Clear, concise drafting captures your intentions

Every person should have a will. You may not be a Rockefeller, but you’ve worked hard to acquire your assets, and you should have final say about how they are distributed. Your will is also your opportunity to communicate for the last time with your loved ones, making a lasting statement of your affection. The Cormac McEnery Law Firm works with a range of clients whose concerns vary. High-net worth clients are concerned with bequests to families and philanthropic donations. Clients with modest holdings tend to focus on directing personal items with special significance towards the appropriate relatives. Whatever your concerns, Mr. McEnery listens intently and drafts a will to implement your intentions precisely.

What is required for a will to be valid in New York? And what facts might invalidate it?

To execute a valid will, you have to adhere to very few formalities. The will must be:

  • Written — Oral wills are not valid, and although electronically stored information (ESI) is the wave of the future, New York still insists on hard copies.
  • Signed — The testator must sign at the bottom.
  • Witnessed — A disinterested person must witness the signing and sign the document after the testator. Courts have ruled that to qualify as a witness, a person who is aware of the significance of what is being done must have an uninterrupted line of sight to the signing.

These minimal requirements create a presumption that the will is valid. However, a disgruntled beneficiary may still search for a basis to challenge it. Our firm drafts wills meticulously to stand up to court scrutiny. But even a perfectly executed will might not be sufficient to address your estate planning needs. We help our clients understand and avoid any potential pitfalls of will planning.

What happens if a New Yorker dies without a will?

When someone dies without a will, the estate is settled in probate court according to New York’s intestate succession laws. Property flows to the decedent’s close relatives as follows:

  • Spouse, but no living offspring — Spouse inherits everything.
  • Spouse and living offspring — Spouse inherits the first $50,000 of intestate property and one-half of the balance. Children divide half of the balance equally.
  • Living offspring, but no spouse — Children divide everything equally.
  • Parents, but no spouse or offspring — Parents inherit everything.
  • Siblings, but no spouse, offspring or parents — Siblings divide everything equally.

It’s important to understand that not all assets are intestate property. Items held jointly, such as real estate or checking accounts, pass to the joint owner without any court action. To understand how succession might operate in your case, it’s important to speak to a probate attorney. A knowledgeable lawyer can explain how estate planning allows you, rather than the laws of the state, to determine who shares in your legacy.

Contact an experienced elder law and estate planning attorney in Brooklyn Heights and Manhattan
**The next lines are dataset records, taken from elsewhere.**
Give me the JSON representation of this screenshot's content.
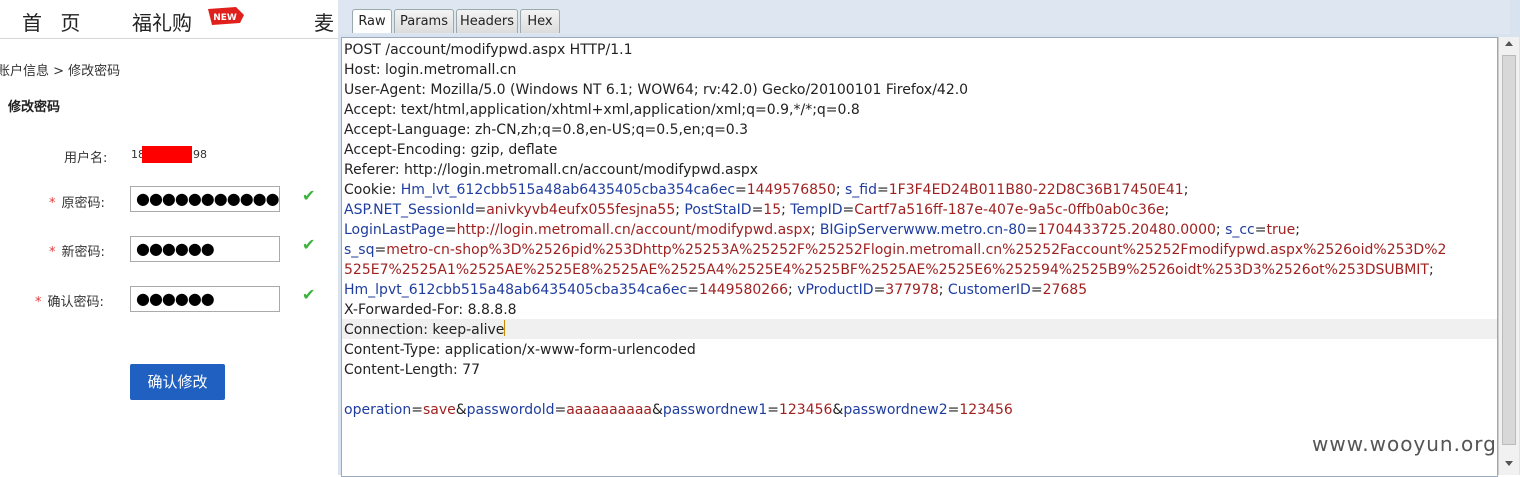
{
  "web": {
    "nav": {
      "home": "首 页",
      "gift": "福礼购",
      "new_badge": "NEW",
      "more": "麦"
    },
    "breadcrumb": "账户信息 > 修改密码",
    "title": "修改密码",
    "form": {
      "username_label": "用户名:",
      "username_prefix": "18",
      "username_suffix": "98",
      "required_mark": "*",
      "old_pwd_label": "原密码:",
      "old_pwd_value": "●●●●●●●●●●●",
      "new_pwd_label": "新密码:",
      "new_pwd_value": "●●●●●●",
      "confirm_pwd_label": "确认密码:",
      "confirm_pwd_value": "●●●●●●",
      "check_mark": "✔",
      "submit_label": "确认修改"
    }
  },
  "viewer": {
    "tabs": [
      "Raw",
      "Params",
      "Headers",
      "Hex"
    ],
    "active_tab": "Raw",
    "request": {
      "request_line": "POST /account/modifypwd.aspx HTTP/1.1",
      "host": "Host: login.metromall.cn",
      "user_agent": "User-Agent: Mozilla/5.0 (Windows NT 6.1; WOW64; rv:42.0) Gecko/20100101 Firefox/42.0",
      "accept": "Accept: text/html,application/xhtml+xml,application/xml;q=0.9,*/*;q=0.8",
      "accept_language": "Accept-Language: zh-CN,zh;q=0.8,en-US;q=0.5,en;q=0.3",
      "accept_encoding": "Accept-Encoding: gzip, deflate",
      "referer": "Referer: http://login.metromall.cn/account/modifypwd.aspx",
      "cookie_label": "Cookie: ",
      "cookies": {
        "c1_name": "Hm_lvt_612cbb515a48ab6435405cba354ca6ec",
        "c1_value": "1449576850",
        "c2_name": "s_fid",
        "c2_value": "1F3F4ED24B011B80-22D8C36B17450E41",
        "c3_name": "ASP.NET_SessionId",
        "c3_value": "anivkyvb4eufx055fesjna55",
        "c4_name": "PostStaID",
        "c4_value": "15",
        "c5_name": "TempID",
        "c5_value": "Cartf7a516ff-187e-407e-9a5c-0ffb0ab0c36e",
        "c6_name": "LoginLastPage",
        "c6_value": "http://login.metromall.cn/account/modifypwd.aspx",
        "c7_name": "BIGipServerwww.metro.cn-80",
        "c7_value": "1704433725.20480.0000",
        "c8_name": "s_cc",
        "c8_value": "true",
        "c9_name": "s_sq",
        "c9_value_part1": "metro-cn-shop%3D%2526pid%253Dhttp%25253A%25252F%25252Flogin.metromall.cn%25252Faccount%25252Fmodifypwd.aspx%2526oid%253D%2",
        "c9_value_part2": "525E7%2525A1%2525AE%2525E8%2525AE%2525A4%2525E4%2525BF%2525AE%2525E6%252594%2525B9%2526oidt%253D3%2526ot%253DSUBMIT",
        "c10_name": "Hm_lpvt_612cbb515a48ab6435405cba354ca6ec",
        "c10_value": "1449580266",
        "c11_name": "vProductID",
        "c11_value": "377978",
        "c12_name": "CustomerID",
        "c12_value": "27685"
      },
      "x_forwarded_for": "X-Forwarded-For: 8.8.8.8",
      "connection": "Connection: keep-alive",
      "content_type": "Content-Type: application/x-www-form-urlencoded",
      "content_length": "Content-Length: 77",
      "body": {
        "p1_name": "operation",
        "p1_value": "save",
        "p2_name": "passwordold",
        "p2_value": "aaaaaaaaaa",
        "p3_name": "passwordnew1",
        "p3_value": "123456",
        "p4_name": "passwordnew2",
        "p4_value": "123456"
      }
    }
  },
  "watermark": "www.wooyun.org"
}
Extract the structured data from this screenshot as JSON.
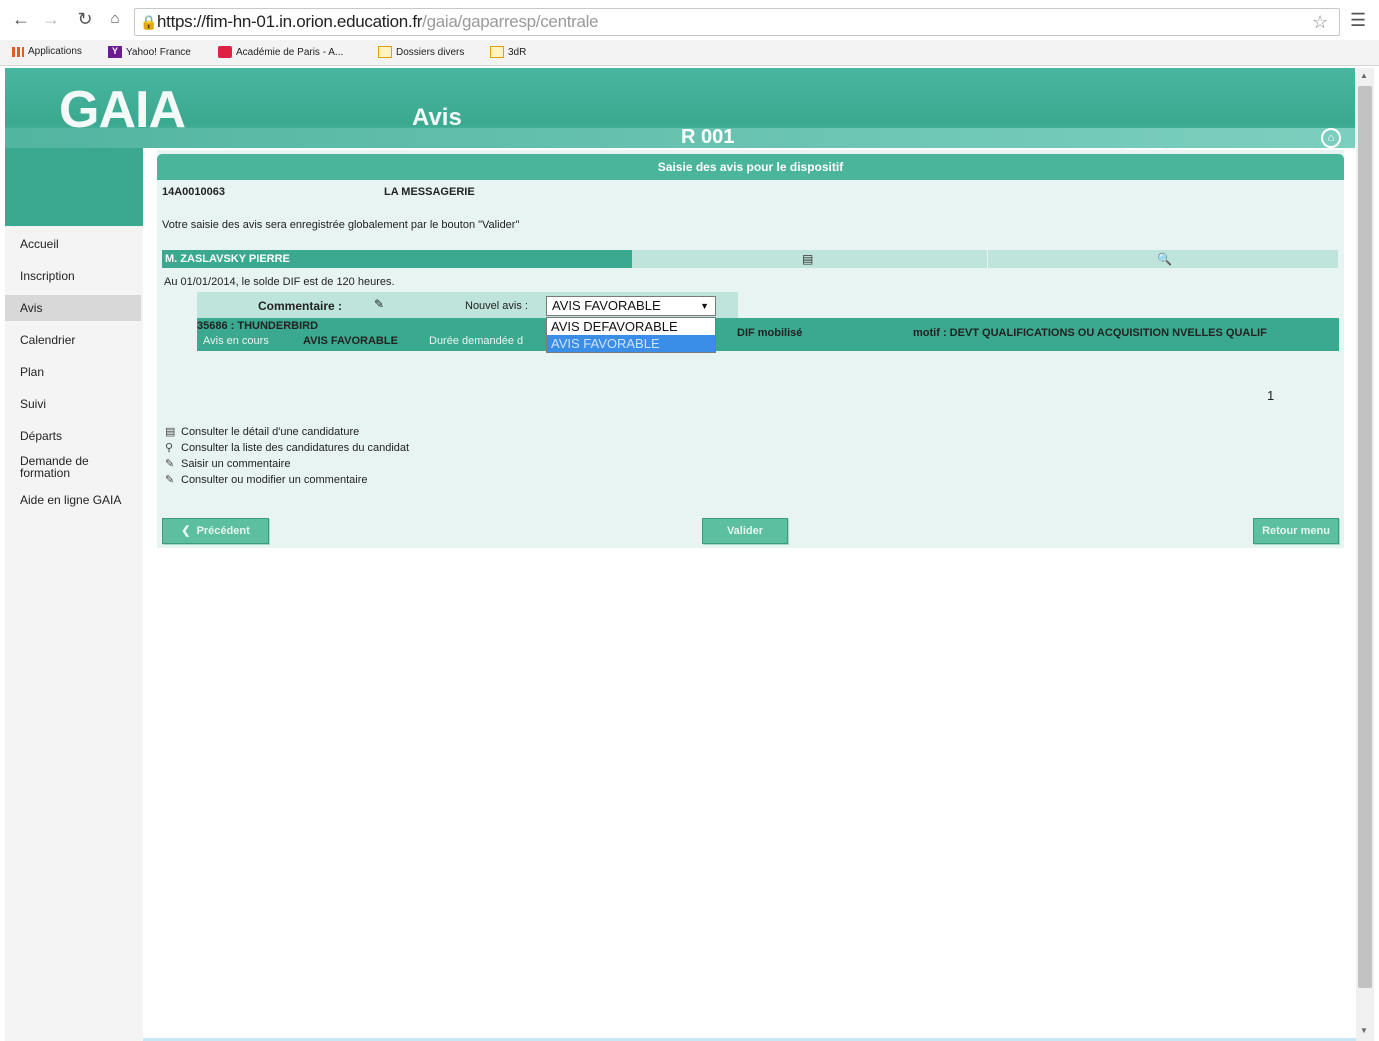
{
  "browser": {
    "url_host": "https://fim-hn-01.in.orion.education.fr",
    "url_path": "/gaia/gaparresp/centrale",
    "bookmarks": [
      "Applications",
      "Yahoo! France",
      "Académie de Paris - A...",
      "Dossiers divers",
      "3dR"
    ]
  },
  "header": {
    "logo": "GAIA",
    "section": "Avis",
    "code": "R 001"
  },
  "sidebar": {
    "items": [
      "Accueil",
      "Inscription",
      "Avis",
      "Calendrier",
      "Plan",
      "Suivi",
      "Départs",
      "Demande de formation",
      "Aide en ligne GAIA"
    ],
    "active": "Avis"
  },
  "main": {
    "title": "Saisie des avis pour le dispositif",
    "dispositif_id": "14A0010063",
    "dispositif_name": "LA MESSAGERIE",
    "notice": "Votre saisie des avis sera enregistrée globalement par le bouton \"Valider\"",
    "candidate": {
      "name": "M. ZASLAVSKY PIERRE",
      "dif_balance": "Au 01/01/2014, le solde DIF est de 120 heures."
    },
    "comment_label": "Commentaire :",
    "new_avis_label": "Nouvel avis :",
    "select_value": "AVIS FAVORABLE",
    "options": [
      "AVIS DEFAVORABLE",
      "AVIS FAVORABLE"
    ],
    "module": "35686 : THUNDERBIRD",
    "current_avis_label": "Avis en cours",
    "current_avis_value": "AVIS FAVORABLE",
    "duration_label": "Durée demandée d",
    "dif_label": "DIF mobilisé",
    "motif": "motif : DEVT QUALIFICATIONS OU ACQUISITION NVELLES QUALIF",
    "page_number": "1",
    "legend": [
      "Consulter le détail d'une candidature",
      "Consulter la liste des candidatures du candidat",
      "Saisir un commentaire",
      "Consulter ou modifier un commentaire"
    ],
    "buttons": {
      "previous": "Précédent",
      "validate": "Valider",
      "back": "Retour menu"
    }
  }
}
Every person should have an estate plan crafted to their individual needs. At the Cormac McEnery Law Firm, we provide high-quality, highly-personal legal services for clients of all ages, with particular care for seniors who may need urgent attention. To schedule a free consultation at one of our convenient offices, call 888.368.4329 or contact us online.